EXERCISE AIM: Only lines holding the word "General" are wanted from the records; copy all of them.

SUPPLIED INFORMATION:
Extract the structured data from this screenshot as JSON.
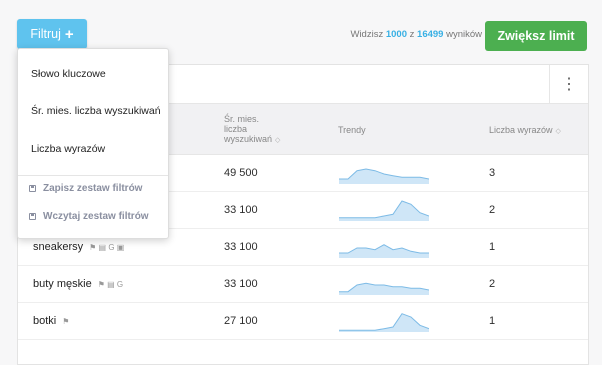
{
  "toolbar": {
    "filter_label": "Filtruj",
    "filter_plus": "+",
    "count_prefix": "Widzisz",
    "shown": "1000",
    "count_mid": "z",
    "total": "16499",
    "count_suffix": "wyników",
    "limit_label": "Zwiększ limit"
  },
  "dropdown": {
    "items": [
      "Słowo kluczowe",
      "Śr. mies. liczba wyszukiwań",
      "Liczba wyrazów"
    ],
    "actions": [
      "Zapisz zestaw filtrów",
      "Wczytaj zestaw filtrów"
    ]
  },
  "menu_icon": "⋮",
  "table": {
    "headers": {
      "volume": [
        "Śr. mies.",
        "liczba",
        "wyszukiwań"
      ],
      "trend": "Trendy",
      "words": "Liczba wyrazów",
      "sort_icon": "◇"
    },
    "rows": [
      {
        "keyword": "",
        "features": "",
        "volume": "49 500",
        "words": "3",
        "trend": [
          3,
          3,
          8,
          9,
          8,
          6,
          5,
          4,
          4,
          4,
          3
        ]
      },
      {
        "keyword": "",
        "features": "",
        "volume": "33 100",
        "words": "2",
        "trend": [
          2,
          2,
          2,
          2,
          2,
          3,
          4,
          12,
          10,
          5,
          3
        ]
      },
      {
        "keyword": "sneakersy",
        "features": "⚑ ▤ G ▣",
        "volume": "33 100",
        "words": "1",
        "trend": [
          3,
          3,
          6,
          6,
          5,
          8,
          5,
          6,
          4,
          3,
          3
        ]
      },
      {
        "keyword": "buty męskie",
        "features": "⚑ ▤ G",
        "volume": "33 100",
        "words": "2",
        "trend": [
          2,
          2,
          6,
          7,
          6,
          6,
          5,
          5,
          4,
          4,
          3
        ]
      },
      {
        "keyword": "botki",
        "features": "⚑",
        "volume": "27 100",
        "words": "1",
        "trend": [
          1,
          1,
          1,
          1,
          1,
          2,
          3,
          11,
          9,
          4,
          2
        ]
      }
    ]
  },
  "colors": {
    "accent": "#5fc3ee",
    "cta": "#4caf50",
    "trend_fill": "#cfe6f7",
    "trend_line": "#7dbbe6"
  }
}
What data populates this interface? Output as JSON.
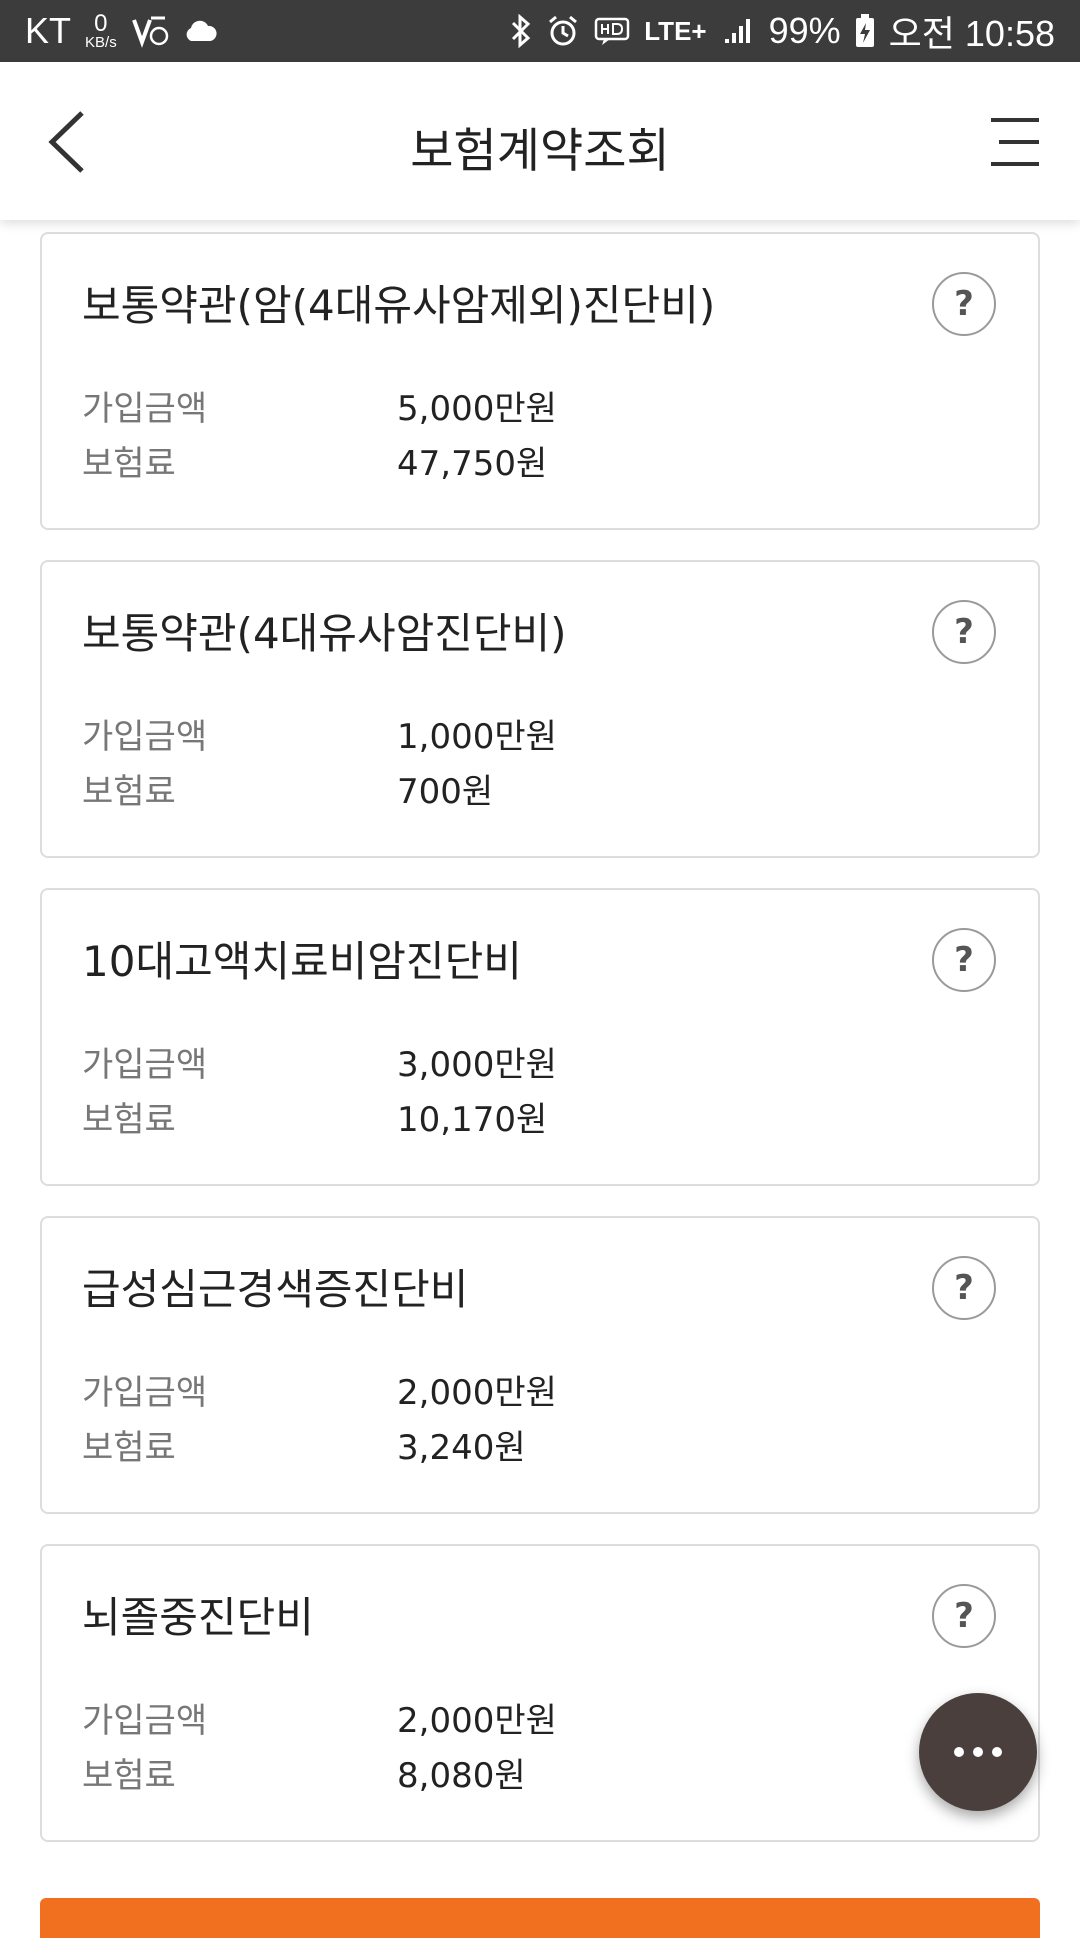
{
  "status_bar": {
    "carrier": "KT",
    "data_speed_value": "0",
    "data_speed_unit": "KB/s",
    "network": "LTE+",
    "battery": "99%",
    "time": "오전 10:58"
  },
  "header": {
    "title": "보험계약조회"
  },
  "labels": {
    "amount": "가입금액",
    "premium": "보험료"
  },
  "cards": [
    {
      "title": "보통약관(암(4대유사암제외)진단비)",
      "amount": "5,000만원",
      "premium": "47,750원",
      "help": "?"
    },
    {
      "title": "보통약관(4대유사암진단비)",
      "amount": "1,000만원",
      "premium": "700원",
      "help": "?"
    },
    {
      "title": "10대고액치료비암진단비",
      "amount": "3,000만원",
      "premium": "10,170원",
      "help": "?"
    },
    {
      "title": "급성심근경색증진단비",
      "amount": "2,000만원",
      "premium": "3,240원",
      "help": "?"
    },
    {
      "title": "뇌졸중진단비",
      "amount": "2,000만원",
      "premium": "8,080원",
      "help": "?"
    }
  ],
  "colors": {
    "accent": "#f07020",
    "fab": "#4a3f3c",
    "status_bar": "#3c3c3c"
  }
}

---

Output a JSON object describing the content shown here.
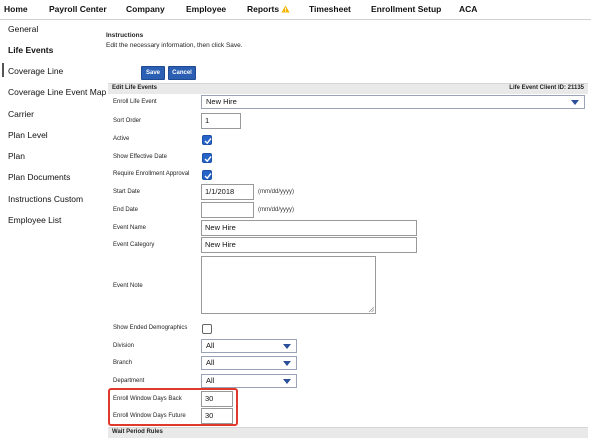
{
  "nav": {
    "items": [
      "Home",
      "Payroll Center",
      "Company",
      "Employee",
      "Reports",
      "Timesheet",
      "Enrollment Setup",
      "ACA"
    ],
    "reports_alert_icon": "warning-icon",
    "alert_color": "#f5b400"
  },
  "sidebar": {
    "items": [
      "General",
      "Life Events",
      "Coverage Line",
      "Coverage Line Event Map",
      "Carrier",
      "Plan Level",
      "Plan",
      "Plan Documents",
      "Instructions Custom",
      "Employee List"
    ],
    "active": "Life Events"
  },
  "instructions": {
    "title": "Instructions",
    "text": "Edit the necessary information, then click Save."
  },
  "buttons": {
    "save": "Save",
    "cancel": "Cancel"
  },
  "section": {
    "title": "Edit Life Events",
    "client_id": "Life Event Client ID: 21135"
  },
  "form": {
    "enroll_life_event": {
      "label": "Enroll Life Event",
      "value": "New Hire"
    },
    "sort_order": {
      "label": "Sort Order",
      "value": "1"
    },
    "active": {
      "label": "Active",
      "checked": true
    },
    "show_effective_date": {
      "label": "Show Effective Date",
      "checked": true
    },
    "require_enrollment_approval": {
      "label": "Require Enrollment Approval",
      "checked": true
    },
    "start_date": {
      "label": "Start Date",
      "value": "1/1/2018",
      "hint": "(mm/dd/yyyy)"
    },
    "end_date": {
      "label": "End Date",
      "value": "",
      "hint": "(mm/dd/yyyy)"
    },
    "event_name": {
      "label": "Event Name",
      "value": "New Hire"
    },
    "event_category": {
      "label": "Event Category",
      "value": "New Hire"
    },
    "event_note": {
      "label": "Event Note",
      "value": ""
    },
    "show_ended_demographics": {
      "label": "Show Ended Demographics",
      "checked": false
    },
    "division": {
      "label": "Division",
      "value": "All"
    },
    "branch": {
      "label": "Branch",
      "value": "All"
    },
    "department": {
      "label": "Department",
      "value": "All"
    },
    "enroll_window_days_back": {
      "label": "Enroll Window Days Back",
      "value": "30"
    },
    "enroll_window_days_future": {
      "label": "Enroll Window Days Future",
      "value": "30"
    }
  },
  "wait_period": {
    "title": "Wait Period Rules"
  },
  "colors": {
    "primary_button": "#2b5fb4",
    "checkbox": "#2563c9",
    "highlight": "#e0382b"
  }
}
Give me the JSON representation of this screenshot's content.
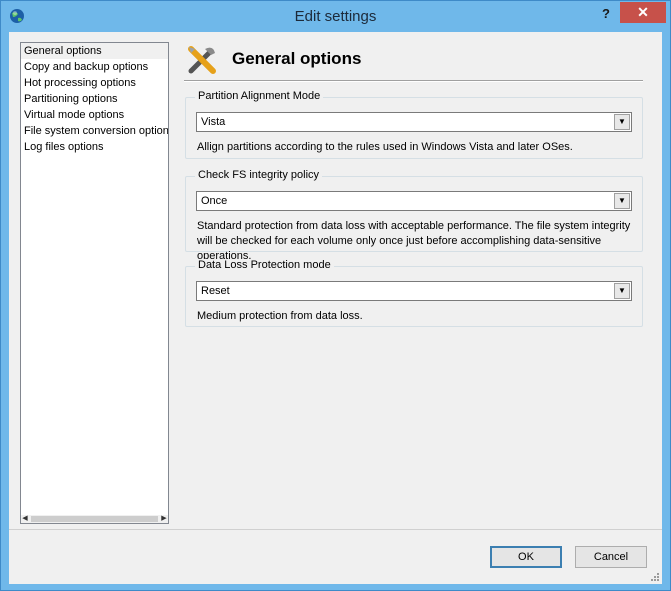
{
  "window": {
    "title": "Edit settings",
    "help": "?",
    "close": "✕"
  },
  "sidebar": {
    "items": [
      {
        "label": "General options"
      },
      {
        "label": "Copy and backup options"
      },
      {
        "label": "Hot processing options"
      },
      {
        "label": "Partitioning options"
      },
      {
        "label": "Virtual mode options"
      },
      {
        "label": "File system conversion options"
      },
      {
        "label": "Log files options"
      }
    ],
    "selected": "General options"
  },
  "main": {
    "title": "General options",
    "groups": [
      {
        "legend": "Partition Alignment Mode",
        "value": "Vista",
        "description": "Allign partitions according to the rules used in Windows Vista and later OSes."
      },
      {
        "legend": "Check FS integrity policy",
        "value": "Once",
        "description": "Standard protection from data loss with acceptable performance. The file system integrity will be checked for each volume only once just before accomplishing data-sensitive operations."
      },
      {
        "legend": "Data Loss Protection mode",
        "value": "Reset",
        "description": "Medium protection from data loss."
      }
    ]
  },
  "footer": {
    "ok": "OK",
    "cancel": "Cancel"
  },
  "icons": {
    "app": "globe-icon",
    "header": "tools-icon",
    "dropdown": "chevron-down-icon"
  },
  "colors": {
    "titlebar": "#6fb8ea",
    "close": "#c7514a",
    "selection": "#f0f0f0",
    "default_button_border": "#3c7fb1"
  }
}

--

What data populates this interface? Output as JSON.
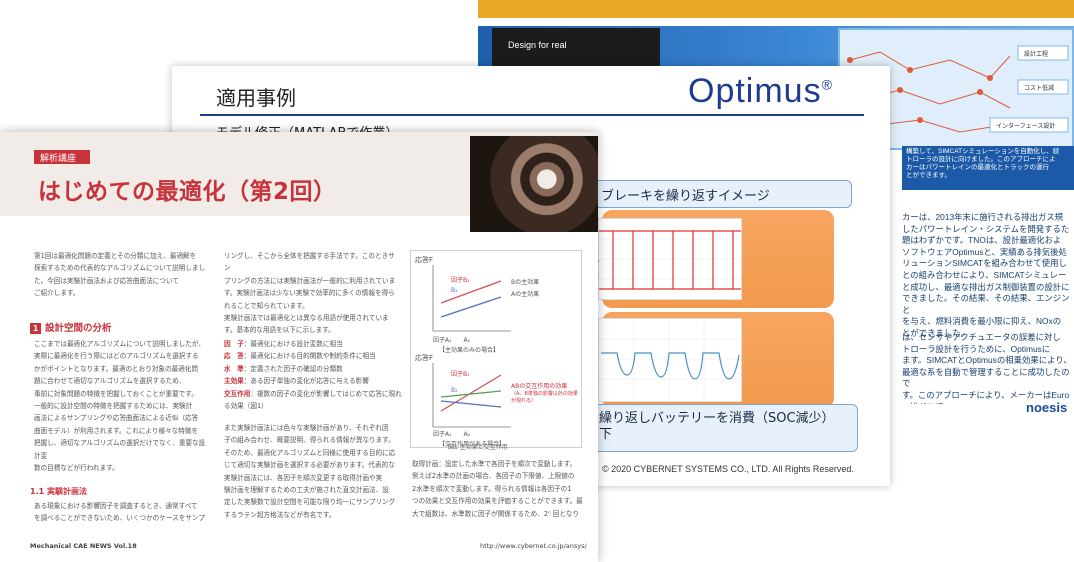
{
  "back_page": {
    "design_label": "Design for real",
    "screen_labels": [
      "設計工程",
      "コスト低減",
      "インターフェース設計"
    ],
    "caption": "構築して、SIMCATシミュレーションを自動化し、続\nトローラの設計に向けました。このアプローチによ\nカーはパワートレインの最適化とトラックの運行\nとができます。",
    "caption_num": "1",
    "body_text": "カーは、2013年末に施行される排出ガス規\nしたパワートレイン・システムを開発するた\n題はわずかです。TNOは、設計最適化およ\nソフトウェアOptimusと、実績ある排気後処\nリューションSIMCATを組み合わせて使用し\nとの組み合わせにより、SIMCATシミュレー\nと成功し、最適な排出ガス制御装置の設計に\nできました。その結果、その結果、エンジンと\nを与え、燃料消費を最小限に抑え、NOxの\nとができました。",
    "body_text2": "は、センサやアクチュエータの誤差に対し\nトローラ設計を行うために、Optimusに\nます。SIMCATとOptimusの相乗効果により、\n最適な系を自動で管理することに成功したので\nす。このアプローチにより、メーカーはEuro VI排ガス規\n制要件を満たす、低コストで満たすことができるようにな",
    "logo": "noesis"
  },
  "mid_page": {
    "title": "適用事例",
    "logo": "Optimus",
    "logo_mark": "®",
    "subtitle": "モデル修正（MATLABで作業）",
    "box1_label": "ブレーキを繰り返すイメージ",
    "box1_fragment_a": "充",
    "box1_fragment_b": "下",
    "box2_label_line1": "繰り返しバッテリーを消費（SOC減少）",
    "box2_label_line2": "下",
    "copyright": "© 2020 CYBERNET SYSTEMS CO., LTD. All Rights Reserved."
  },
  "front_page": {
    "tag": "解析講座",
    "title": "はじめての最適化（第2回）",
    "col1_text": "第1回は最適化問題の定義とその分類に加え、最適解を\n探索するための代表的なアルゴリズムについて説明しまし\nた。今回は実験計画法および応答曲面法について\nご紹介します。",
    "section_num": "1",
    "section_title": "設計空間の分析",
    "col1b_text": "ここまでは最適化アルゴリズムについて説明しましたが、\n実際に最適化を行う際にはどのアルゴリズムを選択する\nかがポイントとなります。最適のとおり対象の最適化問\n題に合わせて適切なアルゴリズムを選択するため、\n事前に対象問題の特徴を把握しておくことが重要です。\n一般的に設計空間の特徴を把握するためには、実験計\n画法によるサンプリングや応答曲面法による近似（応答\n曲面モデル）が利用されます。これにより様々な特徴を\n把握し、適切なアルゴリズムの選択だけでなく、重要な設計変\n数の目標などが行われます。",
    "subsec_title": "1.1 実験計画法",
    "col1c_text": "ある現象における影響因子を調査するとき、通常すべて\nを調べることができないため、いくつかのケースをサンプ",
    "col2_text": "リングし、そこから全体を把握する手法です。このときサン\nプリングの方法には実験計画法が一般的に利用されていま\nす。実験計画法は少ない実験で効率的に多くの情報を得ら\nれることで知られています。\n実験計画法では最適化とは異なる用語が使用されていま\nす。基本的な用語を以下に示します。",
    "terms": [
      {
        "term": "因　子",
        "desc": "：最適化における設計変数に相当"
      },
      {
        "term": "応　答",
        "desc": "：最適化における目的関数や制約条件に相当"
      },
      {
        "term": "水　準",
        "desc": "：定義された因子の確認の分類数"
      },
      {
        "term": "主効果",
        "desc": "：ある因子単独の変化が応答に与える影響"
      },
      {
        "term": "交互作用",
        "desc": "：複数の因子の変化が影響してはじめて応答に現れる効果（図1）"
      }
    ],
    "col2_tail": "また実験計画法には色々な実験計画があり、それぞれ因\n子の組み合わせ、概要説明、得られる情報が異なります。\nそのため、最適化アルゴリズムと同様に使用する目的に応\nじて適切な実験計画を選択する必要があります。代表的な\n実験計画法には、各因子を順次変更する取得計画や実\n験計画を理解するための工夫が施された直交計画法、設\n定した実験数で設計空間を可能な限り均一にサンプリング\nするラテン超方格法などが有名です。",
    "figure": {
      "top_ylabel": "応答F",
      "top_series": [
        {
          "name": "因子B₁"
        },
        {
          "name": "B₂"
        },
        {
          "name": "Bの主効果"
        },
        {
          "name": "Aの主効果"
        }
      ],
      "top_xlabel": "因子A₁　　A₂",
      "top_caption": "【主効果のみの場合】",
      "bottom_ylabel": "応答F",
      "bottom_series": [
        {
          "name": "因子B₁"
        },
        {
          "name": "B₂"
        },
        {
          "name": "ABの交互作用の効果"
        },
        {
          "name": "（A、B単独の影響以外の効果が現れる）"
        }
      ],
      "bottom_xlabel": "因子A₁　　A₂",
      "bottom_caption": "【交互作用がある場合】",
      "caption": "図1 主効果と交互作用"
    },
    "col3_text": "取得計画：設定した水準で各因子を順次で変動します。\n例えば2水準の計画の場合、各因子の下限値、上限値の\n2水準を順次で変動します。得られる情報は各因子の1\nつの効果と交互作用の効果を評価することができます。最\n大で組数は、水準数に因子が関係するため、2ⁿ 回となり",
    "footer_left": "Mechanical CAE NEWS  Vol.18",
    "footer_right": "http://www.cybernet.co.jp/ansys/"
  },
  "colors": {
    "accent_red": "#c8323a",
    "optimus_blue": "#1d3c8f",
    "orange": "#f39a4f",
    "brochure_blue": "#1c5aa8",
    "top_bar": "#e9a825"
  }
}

TASK ANSWER:
      "General",
        "label": "General options"
    "selected": "General options"
    "title": "General options",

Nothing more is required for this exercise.